British Journal of Nutrition

Full Papers

Lycopene from heat-induced cis-isomer-rich tomato sauce is more bioavailable than from all-trans-rich tomato sauce in human subjects

Nuray Z. Unlua1, Torsten Bohna1, David M. Francisa2, Haikady N. Nagarajaa3, Steven K. Clintona4 and Steven J. Schwartza1 c1

a1 Department of Food Science and Technology, The Ohio State University, Columbus, 2015 Fyffe Road, OH 43210, USA

a2 Department of Horticulture and Crop Science, The Ohio State University, 1680 Madison Avenue, Wooster, OH 44691, USA

a3 Department of Statistics, The Ohio State University, 1958 Neil Avenue, Columbus, OH 43210, USA

a4 Department of Internal Medicine, Division of Hematology and Medical Oncology, The Ohio State University, 320 West 10th Avenue, Columbus, OH 43210, USA


Lycopene is present mainly as cis-isomers in human serum and tissues whereas all-trans-lycopene predominates in tomato products, suggesting that all-trans-lycopene is isomerised in the body or is less bioavailable. The objectives of the present study were to develop processing conditions for tomatoes to obtain products with different cis-trans-lycopene isomer distribution and to assess their bioavailability. Healthy adult subjects (n 12) were recruited for this randomised cross-over trial. Each intervention was preceded by a 2-week washout period. Two tomato sauces, one rich in all-trans-lycopene (32·5 mg total lycopene/100 g sauce; 5 % cis-isomers), the other high in cis-lycopene (26·4 mg total lycopene/100 g sauce; 45 % cis-isomers), were produced by different heat-processing techniques. Each sauce (150 g) was served in a standardised meal at 08.00 hours after overnight fasting. Plasma TAG-rich lipoprotein fractions over 9.5 h following test-meal consumption as a measure of lycopene absorption were obtained and expressed as baseline-corrected area under the concentration v. time curves (AUC), using HPLC-electrochemical detection. AUC values adjusted for the amount lycopene consumed showed that total, total cis-, and all-trans-lycopene responses were significantly higher from the cis-isomer-rich sauce, compared with the all-trans-rich sauce, being 7·30 (sem 1·45) v. 4·74 (sem 1·08) nmol × h/l (P = 0·002), 3·80 (sem 0·76) v. 1·98 (sem 0·37) nmol × h/l (P = 0·0005) and 3·50 (sem 0·76) v. 2·76 (sem 0·76) nmol × h/l (P = 0·01), respectively. The present study demonstrates significant lycopene bioavailability from cis-lycopene-rich tomato sauce and highlights the importance of considering isomer-distribution for lycopene bioavailability. Furthermore, processing parameters can be controlled to alter isomer patterns of tomato products and influence lycopene bioavailability.

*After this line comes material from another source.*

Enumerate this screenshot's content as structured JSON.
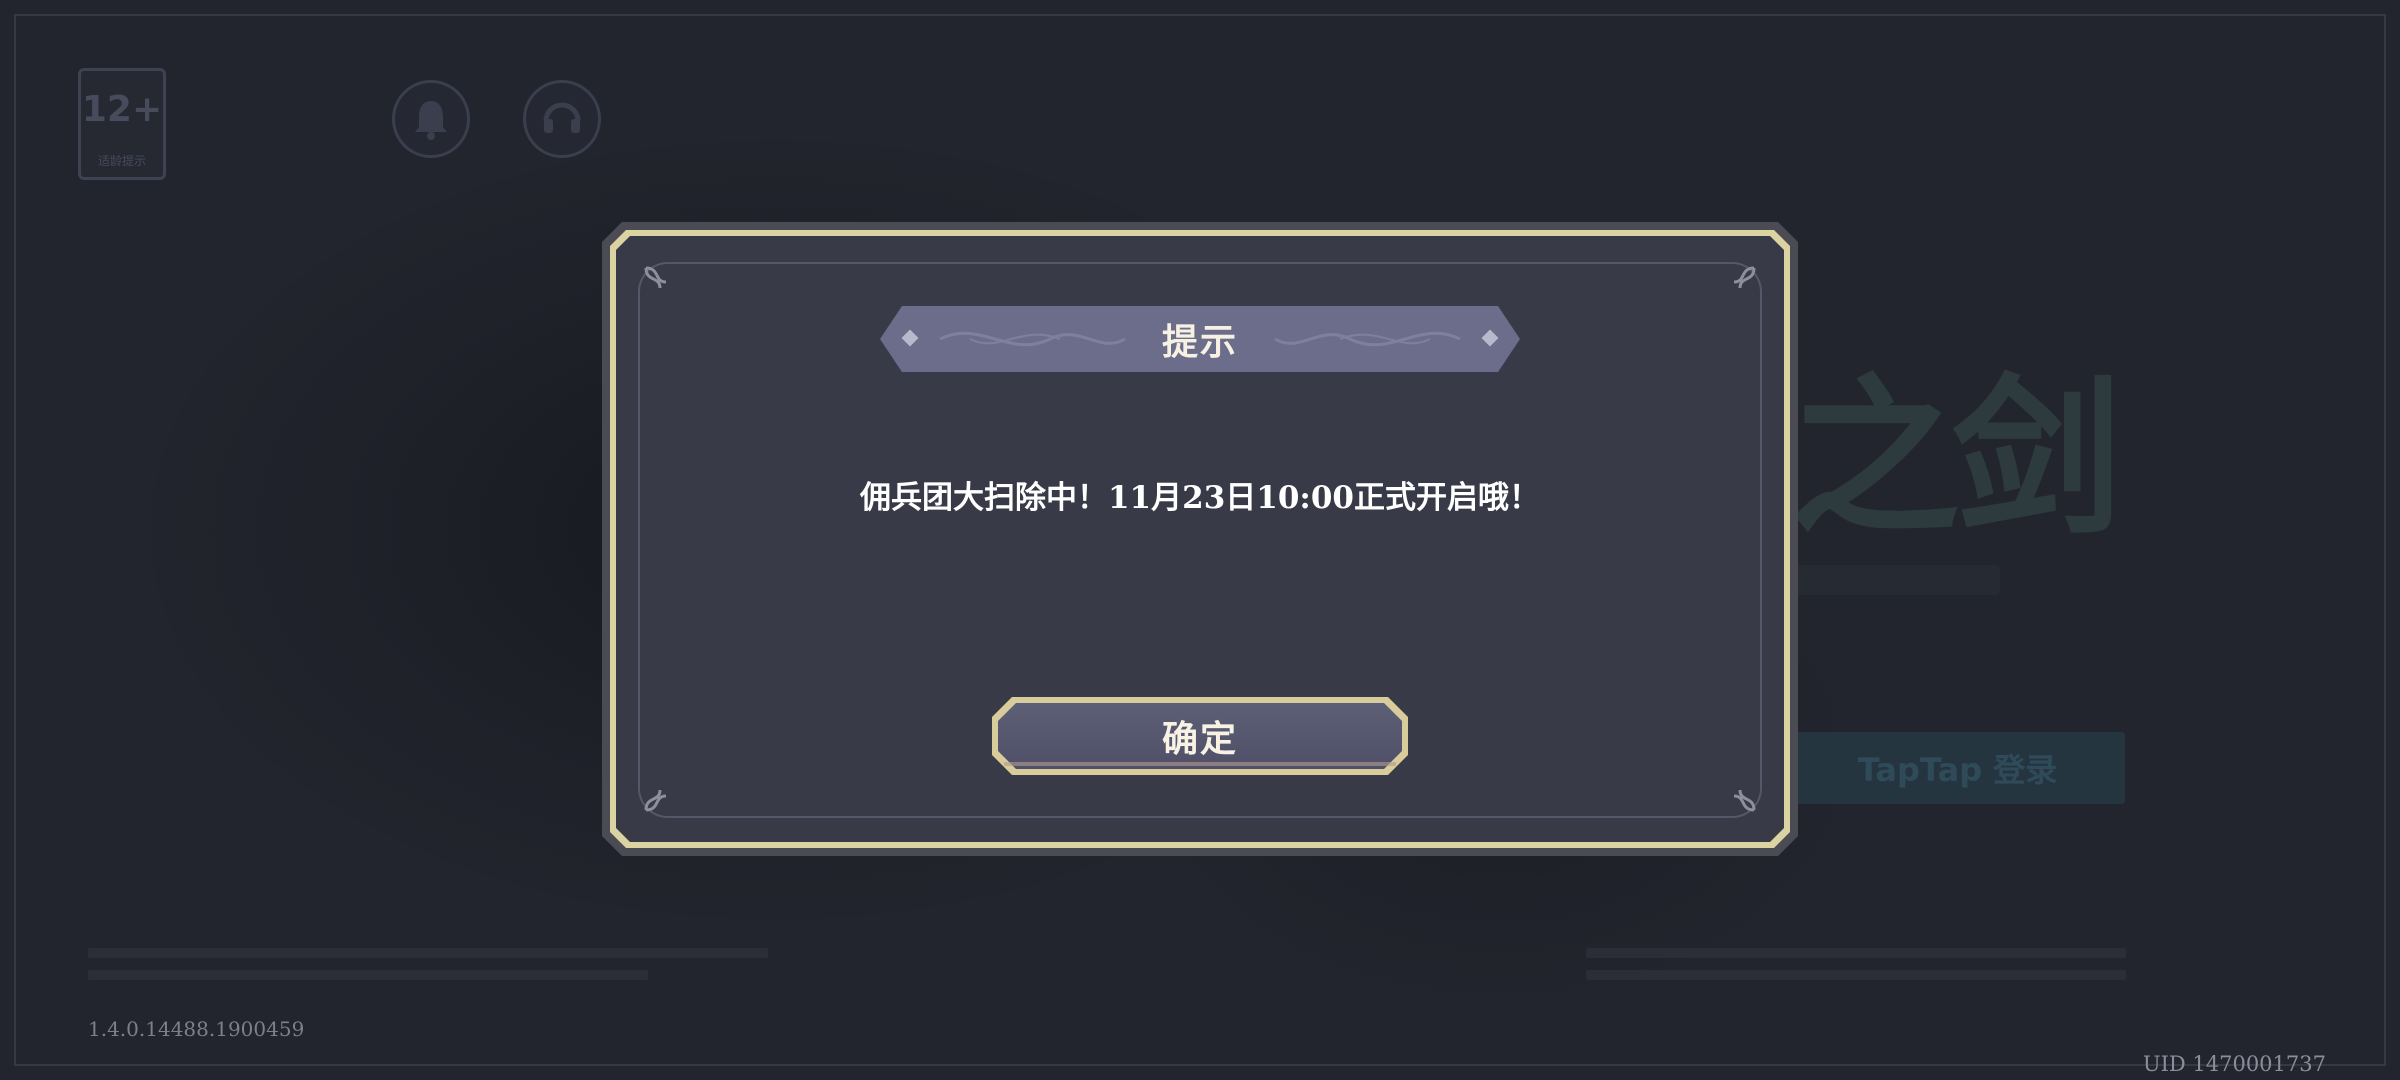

(Received October 18 2006)

(Revised January 03 2007)

(Accepted January 09 2007)


c1 *Corresponding author: Dr Steven J. Schwartz, fax +1 614 292 4233, email


Abbreviations: AUC, area under the concentration v. time curve; OSU, Ohio State University; TRL, TAG-rich lipoprotein